<effectiveTime> <high value="20160213"/> <low value="20160214"/> </effectiveTime>
This is the case of someone misunderstanding that low is for the earliest date, and high is the terminating boundary for the latest date. A high value that precedes the low value makes no sense (i.e. the patient checked into the ER on Feb 14, but checked out before the start of Feb 13…did the ER have a time machine?).
Another misconception is that the “high” value is inclusive of the date/time in question, when in fact it represents the terminating boundary of the date range. Take the following example:
<effectiveTime> <low value="20160214"/> <high value="20160215"/> </effectiveTime>

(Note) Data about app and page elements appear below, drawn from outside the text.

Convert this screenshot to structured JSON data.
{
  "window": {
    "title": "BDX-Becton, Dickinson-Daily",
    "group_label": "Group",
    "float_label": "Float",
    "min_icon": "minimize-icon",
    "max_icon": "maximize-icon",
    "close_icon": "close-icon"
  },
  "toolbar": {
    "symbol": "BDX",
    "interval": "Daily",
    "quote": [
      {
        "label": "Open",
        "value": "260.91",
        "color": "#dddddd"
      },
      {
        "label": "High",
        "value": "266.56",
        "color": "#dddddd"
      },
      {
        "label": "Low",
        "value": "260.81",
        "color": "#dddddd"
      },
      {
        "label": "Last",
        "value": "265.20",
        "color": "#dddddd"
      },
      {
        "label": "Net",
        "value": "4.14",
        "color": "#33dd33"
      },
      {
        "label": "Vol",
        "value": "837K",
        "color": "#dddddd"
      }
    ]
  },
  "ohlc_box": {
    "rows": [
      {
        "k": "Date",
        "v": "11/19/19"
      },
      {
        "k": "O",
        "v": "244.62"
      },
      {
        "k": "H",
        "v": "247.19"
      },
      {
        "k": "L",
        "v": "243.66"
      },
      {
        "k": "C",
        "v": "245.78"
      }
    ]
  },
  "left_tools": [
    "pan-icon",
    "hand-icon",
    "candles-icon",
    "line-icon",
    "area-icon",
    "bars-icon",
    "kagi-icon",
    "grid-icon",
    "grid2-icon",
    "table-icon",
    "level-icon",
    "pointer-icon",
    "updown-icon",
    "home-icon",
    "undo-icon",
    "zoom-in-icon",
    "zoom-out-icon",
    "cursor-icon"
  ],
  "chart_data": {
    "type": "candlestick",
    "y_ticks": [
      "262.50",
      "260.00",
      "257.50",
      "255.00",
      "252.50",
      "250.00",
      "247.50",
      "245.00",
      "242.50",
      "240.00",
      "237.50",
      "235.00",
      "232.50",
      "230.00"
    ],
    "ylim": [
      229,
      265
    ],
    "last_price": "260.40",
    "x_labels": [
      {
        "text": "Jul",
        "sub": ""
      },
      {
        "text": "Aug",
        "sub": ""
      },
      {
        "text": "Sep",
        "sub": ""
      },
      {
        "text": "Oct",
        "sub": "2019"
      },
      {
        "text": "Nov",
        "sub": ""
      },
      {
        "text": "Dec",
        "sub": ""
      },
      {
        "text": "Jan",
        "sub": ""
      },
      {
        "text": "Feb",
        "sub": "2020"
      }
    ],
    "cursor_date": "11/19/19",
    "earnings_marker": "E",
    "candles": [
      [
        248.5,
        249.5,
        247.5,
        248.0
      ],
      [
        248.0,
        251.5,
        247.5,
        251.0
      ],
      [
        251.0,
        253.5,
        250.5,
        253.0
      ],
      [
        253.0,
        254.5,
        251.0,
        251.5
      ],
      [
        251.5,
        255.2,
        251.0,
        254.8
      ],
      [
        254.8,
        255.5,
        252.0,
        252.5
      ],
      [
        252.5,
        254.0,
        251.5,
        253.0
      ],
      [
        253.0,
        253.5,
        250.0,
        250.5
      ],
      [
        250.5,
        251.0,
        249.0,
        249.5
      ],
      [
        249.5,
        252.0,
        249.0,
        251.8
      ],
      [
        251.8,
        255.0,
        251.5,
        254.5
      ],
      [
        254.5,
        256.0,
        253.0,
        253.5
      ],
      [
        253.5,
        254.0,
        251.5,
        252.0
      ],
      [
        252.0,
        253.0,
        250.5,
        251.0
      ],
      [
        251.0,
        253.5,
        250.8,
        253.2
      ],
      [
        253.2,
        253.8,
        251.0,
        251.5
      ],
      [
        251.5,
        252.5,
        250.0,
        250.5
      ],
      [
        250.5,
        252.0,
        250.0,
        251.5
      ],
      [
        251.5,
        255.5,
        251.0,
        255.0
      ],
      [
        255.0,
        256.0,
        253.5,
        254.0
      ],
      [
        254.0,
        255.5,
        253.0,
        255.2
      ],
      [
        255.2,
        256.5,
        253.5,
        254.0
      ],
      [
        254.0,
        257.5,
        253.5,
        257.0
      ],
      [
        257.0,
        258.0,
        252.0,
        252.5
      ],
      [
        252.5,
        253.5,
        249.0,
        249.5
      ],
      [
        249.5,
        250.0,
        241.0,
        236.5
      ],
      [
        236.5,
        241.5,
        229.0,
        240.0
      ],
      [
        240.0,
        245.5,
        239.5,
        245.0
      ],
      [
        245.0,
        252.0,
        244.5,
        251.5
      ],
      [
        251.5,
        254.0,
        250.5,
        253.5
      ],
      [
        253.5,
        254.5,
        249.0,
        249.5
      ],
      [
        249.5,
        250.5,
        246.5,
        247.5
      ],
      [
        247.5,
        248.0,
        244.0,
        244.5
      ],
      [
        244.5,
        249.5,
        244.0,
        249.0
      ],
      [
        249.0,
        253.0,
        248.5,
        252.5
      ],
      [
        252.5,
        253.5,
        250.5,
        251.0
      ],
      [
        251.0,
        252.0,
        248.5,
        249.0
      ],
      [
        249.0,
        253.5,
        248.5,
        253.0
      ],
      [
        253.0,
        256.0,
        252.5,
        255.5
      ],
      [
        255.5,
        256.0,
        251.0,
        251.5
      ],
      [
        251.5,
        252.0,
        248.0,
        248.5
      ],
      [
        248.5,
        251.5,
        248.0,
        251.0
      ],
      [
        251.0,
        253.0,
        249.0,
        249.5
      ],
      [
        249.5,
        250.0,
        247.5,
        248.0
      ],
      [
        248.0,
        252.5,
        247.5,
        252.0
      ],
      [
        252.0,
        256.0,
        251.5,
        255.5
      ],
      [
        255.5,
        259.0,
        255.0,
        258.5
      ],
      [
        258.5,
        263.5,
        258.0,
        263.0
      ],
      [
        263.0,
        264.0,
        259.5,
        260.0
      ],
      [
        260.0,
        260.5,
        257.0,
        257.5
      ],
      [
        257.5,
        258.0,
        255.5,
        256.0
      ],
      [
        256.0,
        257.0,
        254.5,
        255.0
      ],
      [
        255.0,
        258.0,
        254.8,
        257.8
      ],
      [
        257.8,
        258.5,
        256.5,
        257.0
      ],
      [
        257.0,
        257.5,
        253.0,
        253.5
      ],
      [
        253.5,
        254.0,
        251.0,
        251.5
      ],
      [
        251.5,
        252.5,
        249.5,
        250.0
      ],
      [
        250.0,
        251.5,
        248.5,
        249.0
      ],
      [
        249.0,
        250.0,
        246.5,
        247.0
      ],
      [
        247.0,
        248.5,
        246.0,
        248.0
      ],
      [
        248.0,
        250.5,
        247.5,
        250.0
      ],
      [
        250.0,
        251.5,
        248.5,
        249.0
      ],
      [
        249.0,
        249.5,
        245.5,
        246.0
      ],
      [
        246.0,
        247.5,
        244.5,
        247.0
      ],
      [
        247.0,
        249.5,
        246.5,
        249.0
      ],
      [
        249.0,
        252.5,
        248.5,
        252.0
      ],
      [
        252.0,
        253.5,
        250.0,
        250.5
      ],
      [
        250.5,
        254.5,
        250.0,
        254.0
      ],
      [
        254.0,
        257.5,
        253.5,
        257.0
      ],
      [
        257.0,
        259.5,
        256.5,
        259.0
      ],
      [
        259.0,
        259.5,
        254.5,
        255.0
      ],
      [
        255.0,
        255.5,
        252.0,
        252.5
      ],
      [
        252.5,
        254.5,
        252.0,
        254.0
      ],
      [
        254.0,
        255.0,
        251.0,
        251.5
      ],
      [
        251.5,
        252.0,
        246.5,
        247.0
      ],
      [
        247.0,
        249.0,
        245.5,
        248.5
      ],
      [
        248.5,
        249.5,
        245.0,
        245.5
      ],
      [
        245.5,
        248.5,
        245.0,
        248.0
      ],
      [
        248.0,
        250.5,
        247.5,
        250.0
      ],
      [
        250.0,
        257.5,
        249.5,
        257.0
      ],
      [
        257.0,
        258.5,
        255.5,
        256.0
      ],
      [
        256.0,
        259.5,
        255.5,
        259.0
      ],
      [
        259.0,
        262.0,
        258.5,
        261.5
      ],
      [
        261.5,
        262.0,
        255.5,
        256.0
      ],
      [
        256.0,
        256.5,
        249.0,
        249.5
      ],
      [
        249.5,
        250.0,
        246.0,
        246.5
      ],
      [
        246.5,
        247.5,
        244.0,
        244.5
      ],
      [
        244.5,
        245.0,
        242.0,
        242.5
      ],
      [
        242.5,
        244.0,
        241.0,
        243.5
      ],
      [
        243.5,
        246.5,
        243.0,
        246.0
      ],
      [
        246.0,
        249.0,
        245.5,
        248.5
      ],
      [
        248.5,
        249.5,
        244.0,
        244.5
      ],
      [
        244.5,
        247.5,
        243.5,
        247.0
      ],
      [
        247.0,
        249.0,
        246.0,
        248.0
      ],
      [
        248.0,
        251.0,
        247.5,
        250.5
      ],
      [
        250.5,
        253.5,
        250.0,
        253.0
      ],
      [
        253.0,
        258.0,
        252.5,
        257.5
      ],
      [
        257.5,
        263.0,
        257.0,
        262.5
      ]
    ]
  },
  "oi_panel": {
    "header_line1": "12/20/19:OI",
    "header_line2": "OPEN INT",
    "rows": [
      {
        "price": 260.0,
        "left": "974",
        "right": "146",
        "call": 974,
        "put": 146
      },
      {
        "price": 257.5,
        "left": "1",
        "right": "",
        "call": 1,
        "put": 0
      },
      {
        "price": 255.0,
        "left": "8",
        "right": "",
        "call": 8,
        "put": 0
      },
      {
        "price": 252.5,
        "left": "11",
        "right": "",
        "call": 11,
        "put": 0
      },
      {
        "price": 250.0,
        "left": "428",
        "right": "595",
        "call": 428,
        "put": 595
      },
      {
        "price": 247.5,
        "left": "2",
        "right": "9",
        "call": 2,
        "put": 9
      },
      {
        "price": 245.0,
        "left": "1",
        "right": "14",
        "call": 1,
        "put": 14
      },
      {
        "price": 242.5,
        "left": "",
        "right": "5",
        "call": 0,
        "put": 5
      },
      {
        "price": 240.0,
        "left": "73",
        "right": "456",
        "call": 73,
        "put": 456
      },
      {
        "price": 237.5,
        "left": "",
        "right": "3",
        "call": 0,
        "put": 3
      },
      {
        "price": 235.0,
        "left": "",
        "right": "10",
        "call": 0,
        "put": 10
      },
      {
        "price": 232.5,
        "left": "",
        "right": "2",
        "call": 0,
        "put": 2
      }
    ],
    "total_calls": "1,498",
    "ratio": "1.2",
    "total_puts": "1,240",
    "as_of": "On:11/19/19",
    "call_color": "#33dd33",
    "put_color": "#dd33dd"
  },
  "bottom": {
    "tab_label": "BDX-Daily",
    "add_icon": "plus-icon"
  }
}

At a glance this looks fine. It looks like the checkin/checkout dates you select when booking a hotel online. You would assume that the patient checked in on Feb 14 and checked out on Feb 15. But HL7 V3 date/times don’t work like that. Feb 15 is the end of the date range, but is not included in the range. It actually means that the patient checked out at the end of the day Feb 14 BEFORE the start of Feb 15. Note, there is an inclusive attribute that one can add to get around this, but I’d have to dig really hard to find a system that produces that attribute, or worse one that would interpret it correctly if it was received.
And even if implementers get date ranges right, there are a whole host of other pitfalls waiting, such as:
- Mismatched organizer dates and component observation dates (i.e. a lab panel says it was completed on July 15, 2016, but the tests that make up the panel were completed on July 20, 2016).
- False precision (padding dates with zeros, effectively implying that an event occurred at exactly at midnight)
- Missing precision (birth date with only a year, i.e. partially mapped dates)
…and so on.
In short, HL7 V3 timing datatypes are hard to get right, and implementers need to understand that. Senders need to study the datatypes specs and the XML examples available from the CDA Example Task force in detail, and recipients need to understand that most of the dates they get should be treated with caution.